The moderator chooses to either publish, dismiss, or respond privately to the attendee who submitted a question. Any questions that are published can be viewed by all attendees.

More information can be found at Microsoft at Participate in a Q&A in a live event in Teams.

Attendees

Attendees of a live event can only watch the event and participate in the moderated Q&A. They are not allowed to share audio or video. Before watching a live event, attendees should:

Note: Attendees are not required to install or use the Microsoft Teams desktop client. They can use the Microsoft Teams Web Client by first making sure their browser is supported.

If the live event has not started yet, attendees will see the following when they join the event.
Live Event Not Started Image

Once the event starts, the above message will disappear and the attendee will either see the event content or presenter.

For more information on attending a live event, see Microsoft’s Attend a live event in Teams.

Hardware/Internet

Bandwidth Requirements

Teams is designed to provide the best video and audio experience regardless it can, regardless of network/Internet conditions. But, if the network/Internet quality is highly variable or latency is high you might notice lag, or other video/audio issues that will impact the user experience. When bandwidth is not sufficient, Teams prioritizes audio quality over video quality.

Where bandwidth is optimal, Teams optimizes media quality, including up to 1080p video resolution, up to 30fps for video and 15fps for content, and high-fidelity audio.

The table here describes how Teams uses bandwidth. Teams is always conservative on bandwidth utilization and can deliver HD video quality in under 1.2Mbps. Bandwidth consumption in a meeting or live event will vary based on factors such as video layout, video resolution, and video frames per second. When more bandwidth is available, quality and usage will increase to deliver the best experience.

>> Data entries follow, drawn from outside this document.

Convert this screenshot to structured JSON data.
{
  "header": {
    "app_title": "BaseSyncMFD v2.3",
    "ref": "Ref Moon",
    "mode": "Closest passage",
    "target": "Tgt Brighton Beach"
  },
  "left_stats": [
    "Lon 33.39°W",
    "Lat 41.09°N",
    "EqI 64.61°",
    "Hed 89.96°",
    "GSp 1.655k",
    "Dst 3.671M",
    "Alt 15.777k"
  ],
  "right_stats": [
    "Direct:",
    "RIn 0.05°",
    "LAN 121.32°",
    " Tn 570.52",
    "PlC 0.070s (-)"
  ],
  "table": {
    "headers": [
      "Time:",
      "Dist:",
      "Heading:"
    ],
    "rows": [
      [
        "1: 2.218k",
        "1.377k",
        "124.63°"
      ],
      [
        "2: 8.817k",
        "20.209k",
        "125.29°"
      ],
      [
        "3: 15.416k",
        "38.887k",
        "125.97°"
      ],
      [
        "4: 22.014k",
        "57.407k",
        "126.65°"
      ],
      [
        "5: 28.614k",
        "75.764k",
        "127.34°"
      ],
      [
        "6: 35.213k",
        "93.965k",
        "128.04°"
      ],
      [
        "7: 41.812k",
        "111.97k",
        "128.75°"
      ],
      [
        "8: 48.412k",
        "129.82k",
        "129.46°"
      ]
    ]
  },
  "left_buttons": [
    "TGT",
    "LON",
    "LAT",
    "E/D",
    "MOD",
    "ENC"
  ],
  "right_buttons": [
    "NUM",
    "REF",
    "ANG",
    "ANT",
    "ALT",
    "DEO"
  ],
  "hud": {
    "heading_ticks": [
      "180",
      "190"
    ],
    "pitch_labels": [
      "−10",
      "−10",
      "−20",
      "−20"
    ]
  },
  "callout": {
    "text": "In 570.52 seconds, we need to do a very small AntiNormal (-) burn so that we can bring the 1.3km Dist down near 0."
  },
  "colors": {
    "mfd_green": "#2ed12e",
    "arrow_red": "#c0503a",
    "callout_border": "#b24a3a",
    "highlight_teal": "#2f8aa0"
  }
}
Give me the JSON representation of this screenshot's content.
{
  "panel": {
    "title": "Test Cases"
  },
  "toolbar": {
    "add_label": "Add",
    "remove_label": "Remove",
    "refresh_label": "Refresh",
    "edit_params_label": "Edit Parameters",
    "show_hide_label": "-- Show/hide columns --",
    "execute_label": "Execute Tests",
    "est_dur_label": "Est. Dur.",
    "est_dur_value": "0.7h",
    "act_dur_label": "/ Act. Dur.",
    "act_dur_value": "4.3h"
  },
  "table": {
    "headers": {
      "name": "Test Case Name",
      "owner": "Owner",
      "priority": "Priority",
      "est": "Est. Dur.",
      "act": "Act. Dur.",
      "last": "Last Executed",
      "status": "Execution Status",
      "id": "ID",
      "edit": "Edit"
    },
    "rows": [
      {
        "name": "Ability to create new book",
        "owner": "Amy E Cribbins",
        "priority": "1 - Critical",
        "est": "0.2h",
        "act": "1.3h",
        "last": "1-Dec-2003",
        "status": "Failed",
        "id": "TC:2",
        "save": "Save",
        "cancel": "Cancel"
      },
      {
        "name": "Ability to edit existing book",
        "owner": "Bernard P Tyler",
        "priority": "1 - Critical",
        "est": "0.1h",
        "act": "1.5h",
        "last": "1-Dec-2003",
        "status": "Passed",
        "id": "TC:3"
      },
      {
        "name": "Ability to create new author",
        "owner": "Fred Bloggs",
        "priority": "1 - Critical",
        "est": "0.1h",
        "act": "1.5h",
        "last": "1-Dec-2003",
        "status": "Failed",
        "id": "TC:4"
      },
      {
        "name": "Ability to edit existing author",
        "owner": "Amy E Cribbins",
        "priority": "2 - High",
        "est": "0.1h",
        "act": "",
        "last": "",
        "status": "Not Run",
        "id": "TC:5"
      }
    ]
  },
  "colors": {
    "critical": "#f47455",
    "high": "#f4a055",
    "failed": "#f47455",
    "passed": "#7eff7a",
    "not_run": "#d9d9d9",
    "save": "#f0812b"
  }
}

Bandwidth (up/down)Scenarios
30 kbpsPeer-to-peer audio calling
130 kbpsPeer-to-peer audio calling and screen sharing
500 kbpsPeer-to-peer quality video calling 360p at 30fps
1.2 MbpsPeer-to-peer HD quality video calling with resolution of HD 720p at 30fps
1.5 MbpsPeer-to-peer HD quality video calling with resolution of HD 1080p at 30fps
500kbps/1MbpsGroup Video calling
1Mbps/2MbpsHD Group video calling (540p videos on 1080p screen)

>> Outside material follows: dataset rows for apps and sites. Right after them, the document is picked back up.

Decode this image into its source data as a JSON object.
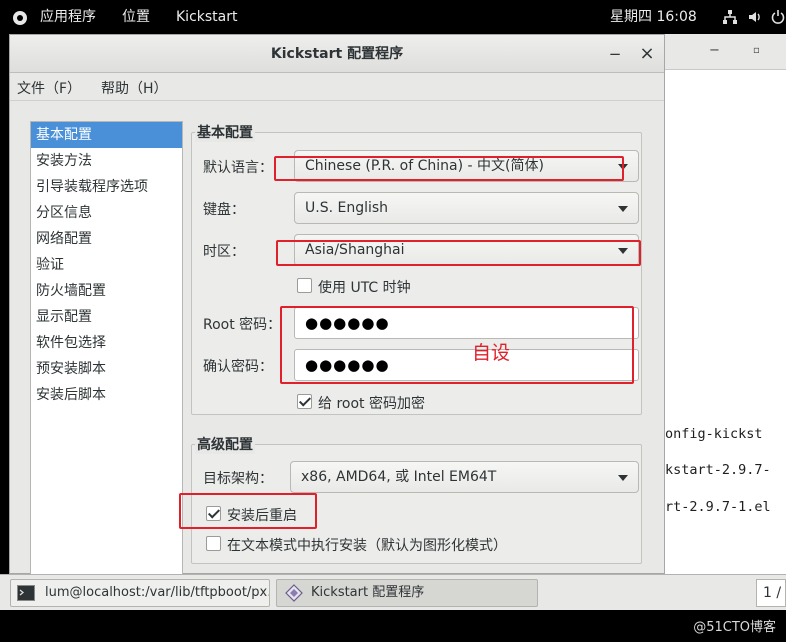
{
  "topbar": {
    "apps_menu": "应用程序",
    "places_menu": "位置",
    "active_app": "Kickstart",
    "clock": "星期四 16:08"
  },
  "background_terminal": {
    "lines": [
      "onfig-kickst",
      "kstart-2.9.7-",
      "rt-2.9.7-1.el"
    ]
  },
  "window": {
    "title": "Kickstart 配置程序",
    "close_glyph": "×",
    "minimize_glyph": "−"
  },
  "menubar": {
    "file": "文件（F）",
    "help": "帮助（H）"
  },
  "sidebar": {
    "items": [
      {
        "label": "基本配置"
      },
      {
        "label": "安装方法"
      },
      {
        "label": "引导装载程序选项"
      },
      {
        "label": "分区信息"
      },
      {
        "label": "网络配置"
      },
      {
        "label": "验证"
      },
      {
        "label": "防火墙配置"
      },
      {
        "label": "显示配置"
      },
      {
        "label": "软件包选择"
      },
      {
        "label": "预安装脚本"
      },
      {
        "label": "安装后脚本"
      }
    ],
    "selected_index": 0
  },
  "basic": {
    "section_title": "基本配置",
    "language_label": "默认语言：",
    "language_value": "Chinese (P.R. of China) - 中文(简体)",
    "keyboard_label": "键盘：",
    "keyboard_value": "U.S. English",
    "timezone_label": "时区：",
    "timezone_value": "Asia/Shanghai",
    "utc_label": "使用  UTC 时钟",
    "utc_checked": false,
    "root_pw_label": "Root 密码：",
    "root_pw_value": "●●●●●●",
    "confirm_pw_label": "确认密码：",
    "confirm_pw_value": "●●●●●●",
    "encrypt_label": "给  root 密码加密",
    "encrypt_checked": true
  },
  "annotation": {
    "text": "自设",
    "color": "#e0202a"
  },
  "advanced": {
    "section_title": "高级配置",
    "arch_label": "目标架构：",
    "arch_value": "x86, AMD64, 或  Intel EM64T",
    "reboot_label": "安装后重启",
    "reboot_checked": true,
    "textmode_label": "在文本模式中执行安装（默认为图形化模式）",
    "textmode_checked": false
  },
  "taskbar": {
    "tasks": [
      {
        "label": "lum@localhost:/var/lib/tftpboot/px…",
        "icon": "terminal-icon"
      },
      {
        "label": "Kickstart 配置程序",
        "icon": "kickstart-icon"
      }
    ],
    "pager": "1 /"
  },
  "watermark": "@51CTO博客",
  "colors": {
    "selection": "#4a90d9",
    "annotation_red": "#e0202a",
    "window_bg": "#e8e8e7"
  }
}
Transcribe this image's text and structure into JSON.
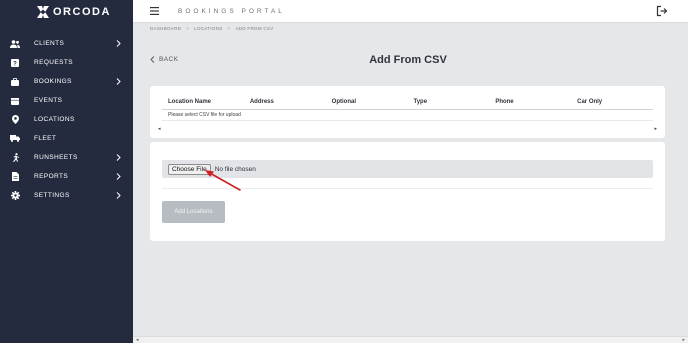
{
  "brand": {
    "name": "ORCODA"
  },
  "sidebar": {
    "items": [
      {
        "label": "CLIENTS",
        "icon": "users-icon",
        "has_submenu": true
      },
      {
        "label": "REQUESTS",
        "icon": "question-icon",
        "has_submenu": false
      },
      {
        "label": "BOOKINGS",
        "icon": "briefcase-icon",
        "has_submenu": true
      },
      {
        "label": "EVENTS",
        "icon": "calendar-icon",
        "has_submenu": false
      },
      {
        "label": "LOCATIONS",
        "icon": "map-pin-icon",
        "has_submenu": false
      },
      {
        "label": "FLEET",
        "icon": "truck-icon",
        "has_submenu": false
      },
      {
        "label": "RUNSHEETS",
        "icon": "running-icon",
        "has_submenu": true
      },
      {
        "label": "REPORTS",
        "icon": "file-icon",
        "has_submenu": true
      },
      {
        "label": "SETTINGS",
        "icon": "gear-icon",
        "has_submenu": true
      }
    ]
  },
  "topbar": {
    "title": "BOOKINGS PORTAL"
  },
  "breadcrumb": {
    "items": [
      "DASHBOARD",
      "LOCATIONS",
      "ADD FROM CSV"
    ],
    "separator": ">"
  },
  "page": {
    "back_label": "BACK",
    "title": "Add From CSV"
  },
  "table": {
    "columns": [
      "Location Name",
      "Address",
      "Optional",
      "Type",
      "Phone",
      "Car Only"
    ],
    "empty_message": "Please select CSV file for upload",
    "scroll_left": "◂",
    "scroll_right": "▸"
  },
  "upload": {
    "choose_label": "Choose File",
    "status": "No file chosen",
    "submit_label": "Add Locations",
    "submit_disabled": true
  },
  "scrollbar": {
    "left": "◂",
    "right": "▸"
  },
  "colors": {
    "sidebar_bg": "#252b3f",
    "page_bg": "#e6e7e9",
    "disabled_button": "#b6bcc1",
    "annotation_arrow": "#d11f26"
  }
}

To provide the best experience in all scenarios you want a consistent 2Mbps up and down. Ideally, a speed test would be averaging above this to allow for some variance.

You can check your performance with various online tools, https://www.speedtest.net/ being a popular one. To get the best possible performance, you generally want download speeds at least as fast as the following:
Internet Speed Recommendations Image

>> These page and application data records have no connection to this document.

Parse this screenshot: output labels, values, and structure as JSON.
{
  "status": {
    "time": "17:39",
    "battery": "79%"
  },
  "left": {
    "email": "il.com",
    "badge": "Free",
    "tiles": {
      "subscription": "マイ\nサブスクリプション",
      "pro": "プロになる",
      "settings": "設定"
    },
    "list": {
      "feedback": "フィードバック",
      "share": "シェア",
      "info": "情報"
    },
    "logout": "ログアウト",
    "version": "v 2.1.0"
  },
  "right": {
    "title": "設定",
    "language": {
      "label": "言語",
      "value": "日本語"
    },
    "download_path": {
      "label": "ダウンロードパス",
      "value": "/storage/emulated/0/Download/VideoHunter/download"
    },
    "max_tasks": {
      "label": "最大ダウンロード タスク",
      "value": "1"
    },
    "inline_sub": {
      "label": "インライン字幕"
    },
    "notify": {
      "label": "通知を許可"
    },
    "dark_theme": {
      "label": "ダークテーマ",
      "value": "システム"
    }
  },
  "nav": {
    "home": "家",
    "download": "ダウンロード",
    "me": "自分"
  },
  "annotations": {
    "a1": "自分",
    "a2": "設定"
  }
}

Often a wired connection will give a more consistent experience than wireless.

Hardware Recommendations

In order to provide the best user experience during a Teams Live Event, the information here will help guide you toward those key items that will greatly affect the user experience within a live event. People producing and presenting live events on a regular basis should make sure they have the best equipment possible to avoid issues.

Computer

See the Microsoft recommendations for computer hardware. Microsoft says “If you are producing a Teams live event, we recommend using a computer that has a Core i5 processor, 4.0 GB RAM (or higher)”. If you are using a work laptop/computer, you should already exceed the recommendations from Microsoft.

Camera

See the list of Microsoft recommended webcams for a home office setting. Most of these would be great additions to your work computer if you are doing live events from your office. An external webcam is generally better than one that is built in to the computer.

Headset

Ideally a Microsoft certified headset for Teams would provide you with better quality than the microphone/speakers built into your computer. Consider a wired headset if you really want to avoid any Bluetooth interference. Headsets are usually easier to use at home than a professional grade microphone.

Lighting

Make sure you are presenting within a room with good lighting. There are inexpensive lighting options available. Take a look at this article on 6 tips for proper webcam lighting for virtual meetings for some helpful information.